▸ Material provided
______

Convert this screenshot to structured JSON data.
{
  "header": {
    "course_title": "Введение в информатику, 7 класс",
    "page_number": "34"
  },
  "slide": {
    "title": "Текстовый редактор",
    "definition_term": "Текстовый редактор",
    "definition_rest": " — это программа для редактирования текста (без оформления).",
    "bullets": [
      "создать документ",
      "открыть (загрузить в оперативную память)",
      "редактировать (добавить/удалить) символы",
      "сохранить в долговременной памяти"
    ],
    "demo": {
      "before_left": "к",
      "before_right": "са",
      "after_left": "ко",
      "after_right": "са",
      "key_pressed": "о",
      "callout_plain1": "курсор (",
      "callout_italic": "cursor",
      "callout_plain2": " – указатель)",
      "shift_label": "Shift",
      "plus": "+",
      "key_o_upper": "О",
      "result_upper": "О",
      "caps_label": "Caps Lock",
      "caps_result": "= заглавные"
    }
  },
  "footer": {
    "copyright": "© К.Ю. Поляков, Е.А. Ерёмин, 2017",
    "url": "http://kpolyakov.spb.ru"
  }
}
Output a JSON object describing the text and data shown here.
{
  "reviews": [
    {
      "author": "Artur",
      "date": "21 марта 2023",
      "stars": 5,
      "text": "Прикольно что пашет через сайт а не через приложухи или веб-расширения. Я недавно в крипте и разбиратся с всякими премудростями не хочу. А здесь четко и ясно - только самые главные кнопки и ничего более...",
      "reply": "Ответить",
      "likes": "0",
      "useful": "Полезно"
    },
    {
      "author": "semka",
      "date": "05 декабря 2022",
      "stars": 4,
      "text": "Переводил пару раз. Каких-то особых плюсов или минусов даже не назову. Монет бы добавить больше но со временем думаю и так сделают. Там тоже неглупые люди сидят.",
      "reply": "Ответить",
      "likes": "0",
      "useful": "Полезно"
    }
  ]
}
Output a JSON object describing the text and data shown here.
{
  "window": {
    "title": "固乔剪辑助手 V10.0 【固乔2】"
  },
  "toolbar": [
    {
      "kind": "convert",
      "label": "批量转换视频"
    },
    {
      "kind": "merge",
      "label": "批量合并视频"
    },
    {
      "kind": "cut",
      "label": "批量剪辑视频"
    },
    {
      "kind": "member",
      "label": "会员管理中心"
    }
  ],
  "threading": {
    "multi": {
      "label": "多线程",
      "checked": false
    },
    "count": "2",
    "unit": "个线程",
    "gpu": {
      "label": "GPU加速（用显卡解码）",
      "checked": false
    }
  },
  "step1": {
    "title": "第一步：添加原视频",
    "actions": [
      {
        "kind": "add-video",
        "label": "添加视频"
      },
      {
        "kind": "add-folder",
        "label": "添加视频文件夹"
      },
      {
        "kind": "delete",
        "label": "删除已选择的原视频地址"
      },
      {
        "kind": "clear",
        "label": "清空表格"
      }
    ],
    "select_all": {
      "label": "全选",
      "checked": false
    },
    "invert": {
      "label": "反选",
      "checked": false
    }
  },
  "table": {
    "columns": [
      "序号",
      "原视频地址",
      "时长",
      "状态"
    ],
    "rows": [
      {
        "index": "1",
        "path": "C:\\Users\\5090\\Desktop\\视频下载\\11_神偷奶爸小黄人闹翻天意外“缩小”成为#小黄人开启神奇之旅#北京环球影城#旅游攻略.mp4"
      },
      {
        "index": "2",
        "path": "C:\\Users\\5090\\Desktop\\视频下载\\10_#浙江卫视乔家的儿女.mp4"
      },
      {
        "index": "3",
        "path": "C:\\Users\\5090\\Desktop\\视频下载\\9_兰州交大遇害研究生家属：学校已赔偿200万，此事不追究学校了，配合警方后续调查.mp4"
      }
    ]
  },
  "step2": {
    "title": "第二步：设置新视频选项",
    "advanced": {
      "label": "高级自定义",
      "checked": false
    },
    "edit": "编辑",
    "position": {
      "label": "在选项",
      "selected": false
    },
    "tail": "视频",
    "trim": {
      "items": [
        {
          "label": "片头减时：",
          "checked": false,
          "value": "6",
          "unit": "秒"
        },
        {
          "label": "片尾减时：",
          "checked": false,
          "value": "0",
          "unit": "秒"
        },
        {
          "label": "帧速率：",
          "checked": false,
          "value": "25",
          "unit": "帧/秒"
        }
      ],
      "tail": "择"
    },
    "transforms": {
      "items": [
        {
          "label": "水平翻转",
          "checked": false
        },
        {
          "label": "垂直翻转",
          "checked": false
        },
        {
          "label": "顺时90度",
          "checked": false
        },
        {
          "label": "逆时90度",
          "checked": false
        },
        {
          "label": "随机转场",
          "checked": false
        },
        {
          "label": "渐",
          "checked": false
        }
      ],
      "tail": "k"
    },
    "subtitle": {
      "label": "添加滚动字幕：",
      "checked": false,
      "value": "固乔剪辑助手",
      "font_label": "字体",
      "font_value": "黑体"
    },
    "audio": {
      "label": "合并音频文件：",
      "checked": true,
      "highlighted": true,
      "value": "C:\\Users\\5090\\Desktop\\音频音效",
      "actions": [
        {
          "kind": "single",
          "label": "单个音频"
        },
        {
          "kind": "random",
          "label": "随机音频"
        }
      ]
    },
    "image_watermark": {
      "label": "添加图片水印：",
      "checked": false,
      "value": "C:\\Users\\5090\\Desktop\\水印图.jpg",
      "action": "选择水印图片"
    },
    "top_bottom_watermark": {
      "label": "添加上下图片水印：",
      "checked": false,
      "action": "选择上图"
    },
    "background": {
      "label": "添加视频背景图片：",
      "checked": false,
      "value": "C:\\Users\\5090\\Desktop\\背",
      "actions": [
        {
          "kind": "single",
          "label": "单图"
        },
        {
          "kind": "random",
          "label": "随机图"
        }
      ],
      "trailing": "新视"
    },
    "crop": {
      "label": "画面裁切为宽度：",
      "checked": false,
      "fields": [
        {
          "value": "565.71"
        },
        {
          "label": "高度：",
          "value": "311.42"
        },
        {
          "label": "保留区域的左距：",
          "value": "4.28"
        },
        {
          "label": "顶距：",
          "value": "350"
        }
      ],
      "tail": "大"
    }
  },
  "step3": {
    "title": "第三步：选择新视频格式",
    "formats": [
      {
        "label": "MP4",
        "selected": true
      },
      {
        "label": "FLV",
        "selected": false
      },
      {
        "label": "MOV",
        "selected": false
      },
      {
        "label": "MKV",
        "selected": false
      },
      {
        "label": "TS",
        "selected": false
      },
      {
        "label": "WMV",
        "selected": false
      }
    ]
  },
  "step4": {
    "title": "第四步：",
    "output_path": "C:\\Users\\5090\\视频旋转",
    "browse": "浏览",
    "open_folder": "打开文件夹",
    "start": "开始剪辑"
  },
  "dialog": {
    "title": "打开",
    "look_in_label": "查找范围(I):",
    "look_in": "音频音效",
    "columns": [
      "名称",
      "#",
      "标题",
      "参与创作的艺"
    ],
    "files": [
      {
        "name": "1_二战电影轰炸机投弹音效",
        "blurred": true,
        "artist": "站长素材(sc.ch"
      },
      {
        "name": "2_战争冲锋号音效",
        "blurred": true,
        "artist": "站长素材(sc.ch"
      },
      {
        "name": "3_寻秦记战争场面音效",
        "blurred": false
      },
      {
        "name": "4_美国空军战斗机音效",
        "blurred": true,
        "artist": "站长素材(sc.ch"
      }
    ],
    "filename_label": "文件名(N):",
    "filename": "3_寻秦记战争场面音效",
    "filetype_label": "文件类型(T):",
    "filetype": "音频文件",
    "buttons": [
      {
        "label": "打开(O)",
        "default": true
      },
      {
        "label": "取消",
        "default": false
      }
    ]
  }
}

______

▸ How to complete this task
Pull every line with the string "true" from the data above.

▸ Answer to this problem
      "checked": true,
      "highlighted": true,
        "selected": true
        "blurred": true,
        "blurred": true,
        "blurred": true,
        "default": true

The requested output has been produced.